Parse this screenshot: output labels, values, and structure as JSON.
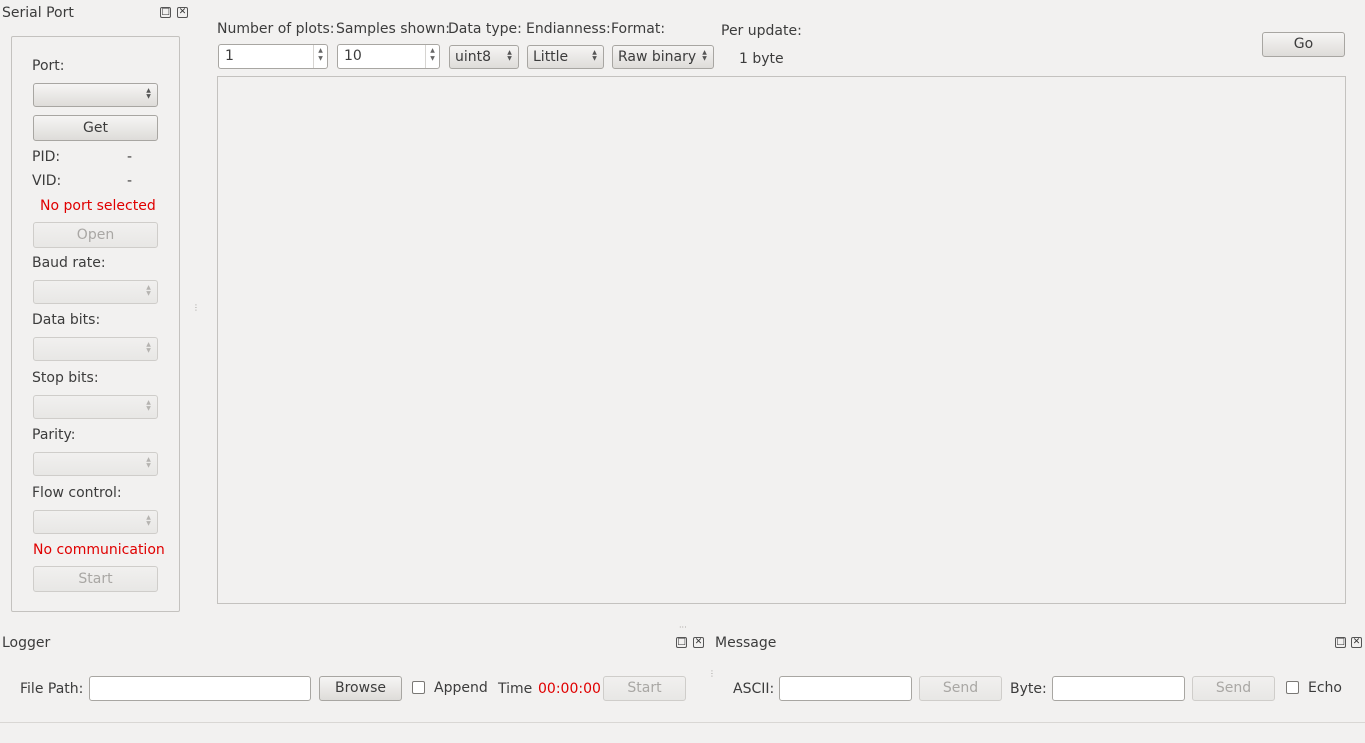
{
  "serial_dock": {
    "title": "Serial Port",
    "port_label": "Port:",
    "port_value": "",
    "get_button": "Get",
    "pid_label": "PID:",
    "pid_value": "-",
    "vid_label": "VID:",
    "vid_value": "-",
    "port_status": "No port selected",
    "open_button": "Open",
    "baud_label": "Baud rate:",
    "data_bits_label": "Data bits:",
    "stop_bits_label": "Stop bits:",
    "parity_label": "Parity:",
    "flow_label": "Flow control:",
    "comm_status": "No communication",
    "start_button": "Start"
  },
  "plot_settings": {
    "num_plots_label": "Number of plots:",
    "num_plots_value": "1",
    "samples_label": "Samples shown:",
    "samples_value": "10",
    "data_type_label": "Data type:",
    "data_type_value": "uint8",
    "endianness_label": "Endianness:",
    "endianness_value": "Little",
    "format_label": "Format:",
    "format_value": "Raw binary",
    "per_update_label": "Per update:",
    "per_update_value": "1 byte",
    "go_button": "Go"
  },
  "logger_dock": {
    "title": "Logger",
    "file_path_label": "File Path:",
    "file_path_value": "",
    "browse_button": "Browse",
    "append_label": "Append",
    "time_label": "Time",
    "time_value": "00:00:00",
    "start_button": "Start"
  },
  "message_dock": {
    "title": "Message",
    "ascii_label": "ASCII:",
    "ascii_value": "",
    "send_ascii_button": "Send",
    "byte_label": "Byte:",
    "byte_value": "",
    "send_byte_button": "Send",
    "echo_label": "Echo"
  },
  "icons": {
    "float": "float-icon",
    "close": "close-icon",
    "spin": "spin-arrows-icon"
  },
  "colors": {
    "status_red": "#e00000",
    "background": "#f2f1f0"
  }
}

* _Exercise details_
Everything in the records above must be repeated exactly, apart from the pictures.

* _Answer for this exercise_
Parse this screenshot: output labels, values, and structure as JSON.
{
  "serial_dock": {
    "title": "Serial Port",
    "port_label": "Port:",
    "port_value": "",
    "get_button": "Get",
    "pid_label": "PID:",
    "pid_value": "-",
    "vid_label": "VID:",
    "vid_value": "-",
    "port_status": "No port selected",
    "open_button": "Open",
    "baud_label": "Baud rate:",
    "data_bits_label": "Data bits:",
    "stop_bits_label": "Stop bits:",
    "parity_label": "Parity:",
    "flow_label": "Flow control:",
    "comm_status": "No communication",
    "start_button": "Start"
  },
  "plot_settings": {
    "num_plots_label": "Number of plots:",
    "num_plots_value": "1",
    "samples_label": "Samples shown:",
    "samples_value": "10",
    "data_type_label": "Data type:",
    "data_type_value": "uint8",
    "endianness_label": "Endianness:",
    "endianness_value": "Little",
    "format_label": "Format:",
    "format_value": "Raw binary",
    "per_update_label": "Per update:",
    "per_update_value": "1 byte",
    "go_button": "Go"
  },
  "logger_dock": {
    "title": "Logger",
    "file_path_label": "File Path:",
    "file_path_value": "",
    "browse_button": "Browse",
    "append_label": "Append",
    "time_label": "Time",
    "time_value": "00:00:00",
    "start_button": "Start"
  },
  "message_dock": {
    "title": "Message",
    "ascii_label": "ASCII:",
    "ascii_value": "",
    "send_ascii_button": "Send",
    "byte_label": "Byte:",
    "byte_value": "",
    "send_byte_button": "Send",
    "echo_label": "Echo"
  },
  "icons": {
    "float": "float-icon",
    "close": "close-icon",
    "spin": "spin-arrows-icon"
  },
  "colors": {
    "status_red": "#e00000",
    "background": "#f2f1f0"
  }
}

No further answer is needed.